For my own selfish part, I lost the counsel and friendship of someone I love very much. I needed someone to give me wisdom on how to walk this road, but the very person I needed was the one suffering herself. I should have seen sooner what God was doing and how He was using this. He used it in that most exasperating way, where He uses pain to teach us to rely on Him fully, and to grow patience and resilience in my heart. I fought Him and railed against Him and sobbed at His feet. How could He let this happen to them? How could He leave me so full of grief for others that I could not get through one day without crying?

I spent time with Him daily somewhat out of spite, asking Him to FIX THIS because I did not know how. I saw my friend from the distance which she now held me at, and I asked Jesus to come back now and take this cup from us all. I watched my sister from hundreds of miles away as she packed up her things and moved into an apartment. I thought of my uncle and how much He loved Jesus and how his family must go on without him. I yelled at God repeatedly. When my tantrums were done, I found new peace in Him. He waited until I got over myself, and showed me how closely He had drawn me to Him in the past year. I know He holds my friend in His hands. She always told me to remember what I know is true and all of His promises. I'm holding on to that as a lifeline; I know she's right. I don't know where God is taking her. I don't know what this is like for her beyond unimaginable pain. I know that none of us can go with her on this journey, but I trust that our Jesus is walking it with her. Because in the end it isn't about me. It's not about her. It's about Jesus.
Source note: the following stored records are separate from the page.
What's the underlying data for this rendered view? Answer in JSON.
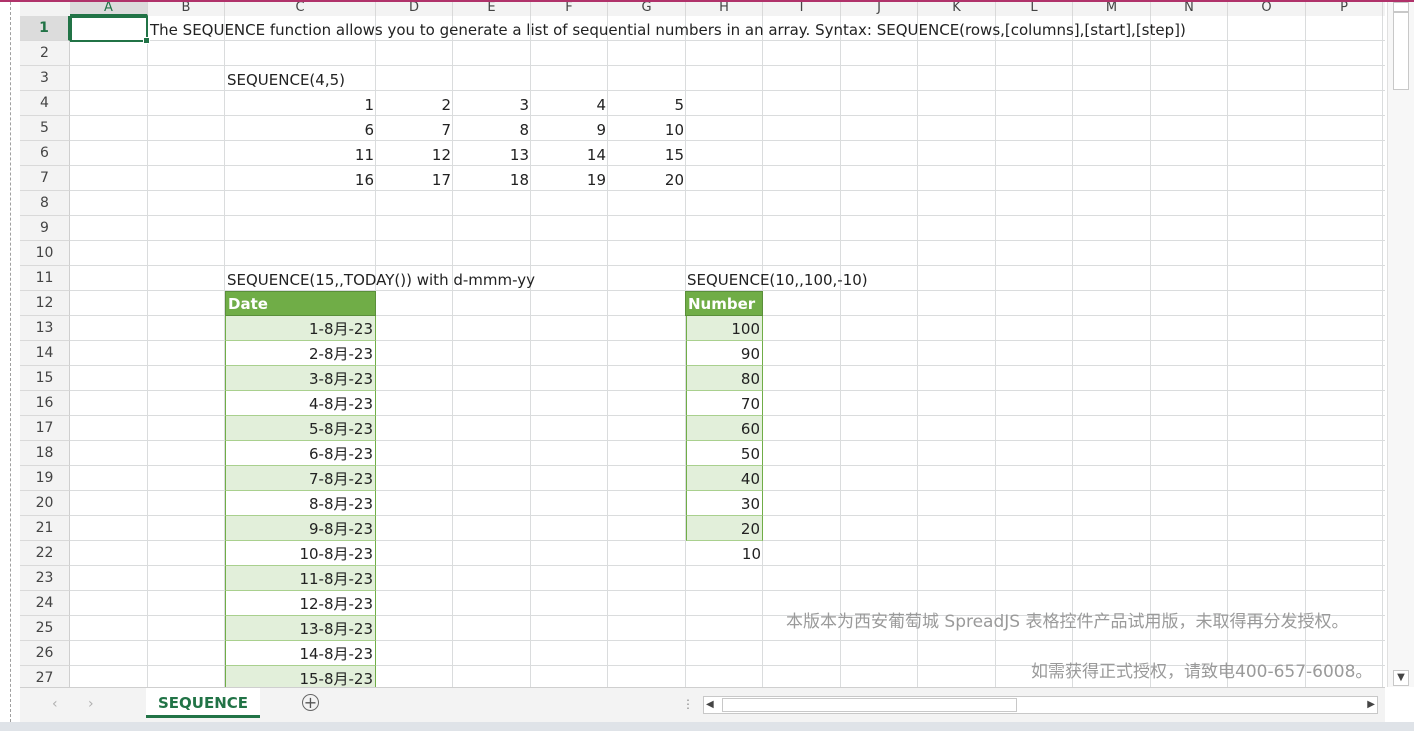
{
  "columns": [
    "A",
    "B",
    "C",
    "D",
    "E",
    "F",
    "G",
    "H",
    "I",
    "J",
    "K",
    "L",
    "M",
    "N",
    "O",
    "P"
  ],
  "rows": [
    1,
    2,
    3,
    4,
    5,
    6,
    7,
    8,
    9,
    10,
    11,
    12,
    13,
    14,
    15,
    16,
    17,
    18,
    19,
    20,
    21,
    22,
    23,
    24,
    25,
    26,
    27
  ],
  "active_cell": "A1",
  "cells": {
    "b1": "The SEQUENCE function allows you to generate a list of sequential numbers in an array. Syntax: SEQUENCE(rows,[columns],[start],[step])",
    "c3": "SEQUENCE(4,5)",
    "c11": "SEQUENCE(15,,TODAY()) with d-mmm-yy",
    "h11": "SEQUENCE(10,,100,-10)"
  },
  "seq_matrix": [
    [
      "1",
      "2",
      "3",
      "4",
      "5"
    ],
    [
      "6",
      "7",
      "8",
      "9",
      "10"
    ],
    [
      "11",
      "12",
      "13",
      "14",
      "15"
    ],
    [
      "16",
      "17",
      "18",
      "19",
      "20"
    ]
  ],
  "date_table": {
    "header": "Date",
    "values": [
      "1-8月-23",
      "2-8月-23",
      "3-8月-23",
      "4-8月-23",
      "5-8月-23",
      "6-8月-23",
      "7-8月-23",
      "8-8月-23",
      "9-8月-23",
      "10-8月-23",
      "11-8月-23",
      "12-8月-23",
      "13-8月-23",
      "14-8月-23",
      "15-8月-23"
    ]
  },
  "number_table": {
    "header": "Number",
    "values": [
      "100",
      "90",
      "80",
      "70",
      "60",
      "50",
      "40",
      "30",
      "20",
      "10"
    ]
  },
  "watermark": {
    "line1": "本版本为西安葡萄城 SpreadJS 表格控件产品试用版，未取得再分发授权。",
    "line2": "如需获得正式授权，请致电400-657-6008。"
  },
  "sheet_tab": "SEQUENCE",
  "icons": {
    "add_sheet": "plus-circle-icon",
    "nav_prev": "chevron-left-icon",
    "nav_next": "chevron-right-icon"
  },
  "colors": {
    "accent": "#217346",
    "table_header": "#70ad47",
    "table_band": "#e2efda"
  }
}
This is the comfort to which I have to cling, even if I do so at times with angry or bitter hands. I am finding peace, day by day, and I know that only comes from Him. God is good.